What you need to do
Could you write out each of the records below exactly?

Entries taken from a collection
+-------+

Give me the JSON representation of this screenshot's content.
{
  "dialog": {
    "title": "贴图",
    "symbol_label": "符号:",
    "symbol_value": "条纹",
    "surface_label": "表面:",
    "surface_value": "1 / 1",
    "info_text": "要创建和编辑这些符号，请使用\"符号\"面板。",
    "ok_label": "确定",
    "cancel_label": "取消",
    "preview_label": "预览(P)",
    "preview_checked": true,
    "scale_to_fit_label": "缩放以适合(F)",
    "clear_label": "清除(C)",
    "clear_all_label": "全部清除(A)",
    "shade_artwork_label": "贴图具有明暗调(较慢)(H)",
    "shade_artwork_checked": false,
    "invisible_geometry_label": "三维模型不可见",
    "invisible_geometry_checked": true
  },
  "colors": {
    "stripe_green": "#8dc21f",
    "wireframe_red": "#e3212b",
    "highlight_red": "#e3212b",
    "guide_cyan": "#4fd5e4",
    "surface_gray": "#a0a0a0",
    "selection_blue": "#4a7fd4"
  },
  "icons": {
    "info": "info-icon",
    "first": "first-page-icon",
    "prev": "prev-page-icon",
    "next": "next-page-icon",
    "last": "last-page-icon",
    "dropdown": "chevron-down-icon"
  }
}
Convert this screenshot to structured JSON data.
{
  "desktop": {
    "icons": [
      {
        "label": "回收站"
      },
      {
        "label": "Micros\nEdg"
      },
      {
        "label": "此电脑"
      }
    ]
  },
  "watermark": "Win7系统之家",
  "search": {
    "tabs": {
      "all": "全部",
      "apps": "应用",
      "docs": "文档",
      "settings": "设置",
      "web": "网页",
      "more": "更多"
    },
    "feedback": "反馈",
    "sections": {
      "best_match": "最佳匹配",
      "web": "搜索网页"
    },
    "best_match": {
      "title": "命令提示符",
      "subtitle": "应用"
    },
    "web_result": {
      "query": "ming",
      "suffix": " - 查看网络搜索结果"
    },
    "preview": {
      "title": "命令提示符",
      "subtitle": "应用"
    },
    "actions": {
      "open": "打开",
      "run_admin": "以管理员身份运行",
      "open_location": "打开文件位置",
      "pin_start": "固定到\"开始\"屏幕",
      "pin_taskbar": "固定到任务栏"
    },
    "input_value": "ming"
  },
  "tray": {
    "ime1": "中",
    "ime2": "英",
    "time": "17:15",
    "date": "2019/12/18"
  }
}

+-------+

Exercise answer
Give me the JSON representation of this screenshot's content.
{
  "dialog": {
    "title": "贴图",
    "symbol_label": "符号:",
    "symbol_value": "条纹",
    "surface_label": "表面:",
    "surface_value": "1 / 1",
    "info_text": "要创建和编辑这些符号，请使用\"符号\"面板。",
    "ok_label": "确定",
    "cancel_label": "取消",
    "preview_label": "预览(P)",
    "preview_checked": true,
    "scale_to_fit_label": "缩放以适合(F)",
    "clear_label": "清除(C)",
    "clear_all_label": "全部清除(A)",
    "shade_artwork_label": "贴图具有明暗调(较慢)(H)",
    "shade_artwork_checked": false,
    "invisible_geometry_label": "三维模型不可见",
    "invisible_geometry_checked": true
  },
  "colors": {
    "stripe_green": "#8dc21f",
    "wireframe_red": "#e3212b",
    "highlight_red": "#e3212b",
    "guide_cyan": "#4fd5e4",
    "surface_gray": "#a0a0a0",
    "selection_blue": "#4a7fd4"
  },
  "icons": {
    "info": "info-icon",
    "first": "first-page-icon",
    "prev": "prev-page-icon",
    "next": "next-page-icon",
    "last": "last-page-icon",
    "dropdown": "chevron-down-icon"
  }
}
Convert this screenshot to structured JSON data.
{
  "desktop": {
    "icons": [
      {
        "label": "回收站"
      },
      {
        "label": "Micros\nEdg"
      },
      {
        "label": "此电脑"
      }
    ]
  },
  "watermark": "Win7系统之家",
  "search": {
    "tabs": {
      "all": "全部",
      "apps": "应用",
      "docs": "文档",
      "settings": "设置",
      "web": "网页",
      "more": "更多"
    },
    "feedback": "反馈",
    "sections": {
      "best_match": "最佳匹配",
      "web": "搜索网页"
    },
    "best_match": {
      "title": "命令提示符",
      "subtitle": "应用"
    },
    "web_result": {
      "query": "ming",
      "suffix": " - 查看网络搜索结果"
    },
    "preview": {
      "title": "命令提示符",
      "subtitle": "应用"
    },
    "actions": {
      "open": "打开",
      "run_admin": "以管理员身份运行",
      "open_location": "打开文件位置",
      "pin_start": "固定到\"开始\"屏幕",
      "pin_taskbar": "固定到任务栏"
    },
    "input_value": "ming"
  },
  "tray": {
    "ime1": "中",
    "ime2": "英",
    "time": "17:15",
    "date": "2019/12/18"
  }
}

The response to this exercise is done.